Arguably, the causation issue will most likely consume much of the jury’s deliberations and will require a determination of whether Chauvin’s actions – or drugs and heart disease – caused Floyd’s death.  Indeed, given the amount of Fentanyl in Floyd’s system and his underlying cardiovascular conditions, it may be difficult for jurors to conclude beyond a reasonable doubt that Chauvin caused Floyd’s death. Importantly, however, the prosecution need only show that Chauvin’s actions were a contributing cause of Floyd’s death, which renders a conviction more likely.

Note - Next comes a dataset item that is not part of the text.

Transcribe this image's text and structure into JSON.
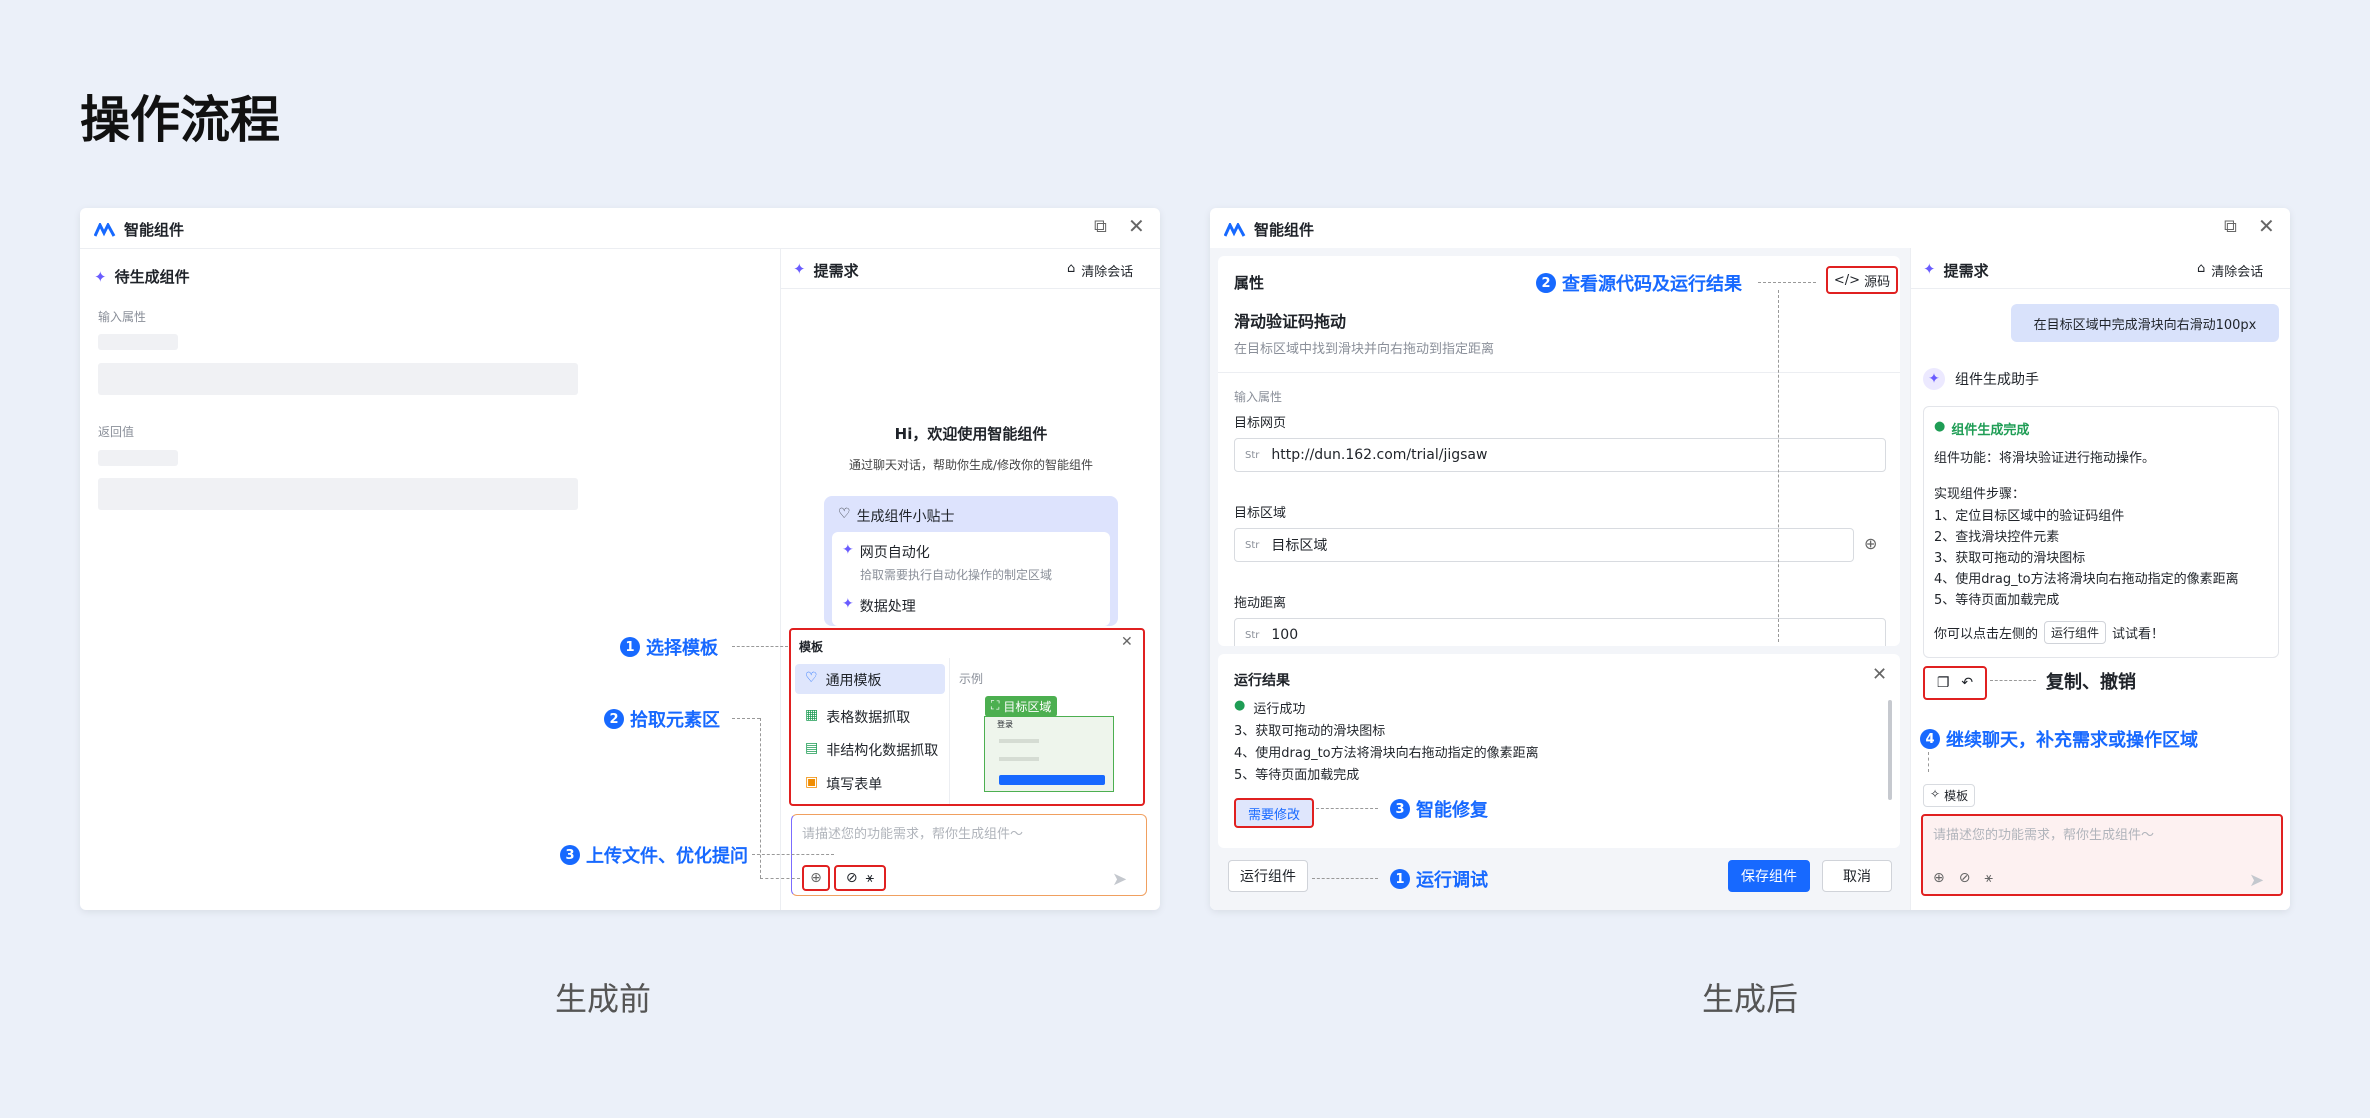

Ultimately, considering the arguments, testimony, and evidence, it seems that, if the jury does convict Chauvin, it will likely be for second-degree manslaughter. A conviction on the third-degree murder charge is implausible because Chauvin’s actions, although reprehensible, did not threaten to harm multiple persons or “others” as the statute requires. Also, a conviction on the second-degree unintentional murder charge seems less likely (although possible) because the felony murder statute has rarely, if ever, been applied to law enforcement officers in the context of restraining a suspect. This is particularly true concerning a suspect who is resisting arrest because, at least for a portion of the time, the restraint used is arguably justified. In addition, given that Chauvin was unaware of the level of Fentanyl in Floyd’s system or of his preexisting heart conditions, it may be difficult to demonstrate that Chauvin intended to inflict bodily harm on Floyd or that he knew his actions were likely to result in such harm. However, a conviction on second-degree manslaughter is arguably justified because Chauvin was culpably negligent by kneeling on Floyd’s neck for minutes after Floyd was unconscious and thus no longer presented a threat to the officers. Indeed, Chauvin’s failure to stop kneeling on Floyd’s neck despite his lack of consciousness cannot be justified.

If the jury returns an acquittal, it will almost certainly result from a belief that, although Chauvin’s actions were appalling and entirely unnecessary, they did not cause Floyd’s death. This is certainly a possibility and will depend on the jury’s assessment of the experts’ credibility and of the relevant medical reports.

Also, if the jury returns a guilty verdict, defense attorney Eric Nelson (or whomever Chauvin retains) will almost certainly appeal. Specifically, Nelson will likely argue, among other things, that Judge Peter Cahill’s refusal to change the venue for the trial deprived Chauvin of the right to a fair trial. And if the jury returns a guilty verdict on the third-degree murder charge, it may be overturned on appeal because Chauvin’s actions, however deplorable, did not threaten harm to multiple people.

Regardless, George Floyd’s death was a tragedy. The video of his death is appalling. Whatever the jury’s verdict, this incident will hopefully lead to reforms in how police are trained in the use of force and de-escalation techniques, such that an incident like this never occurs again.

 

[1] Minn. Stat. 609.19(1).

[2] Minn. Stat. 609.205(1).

[3] Minn. Stat. 609.195.

https://lawprofessors.typepad.com/appellate_advocacy/2021/04/an-analysis-of-the-charges-against-derek-chauvin.html

Appellate Practice, Current Affairs, Law School, Legal Profession | Permalink

Comments

Post a comment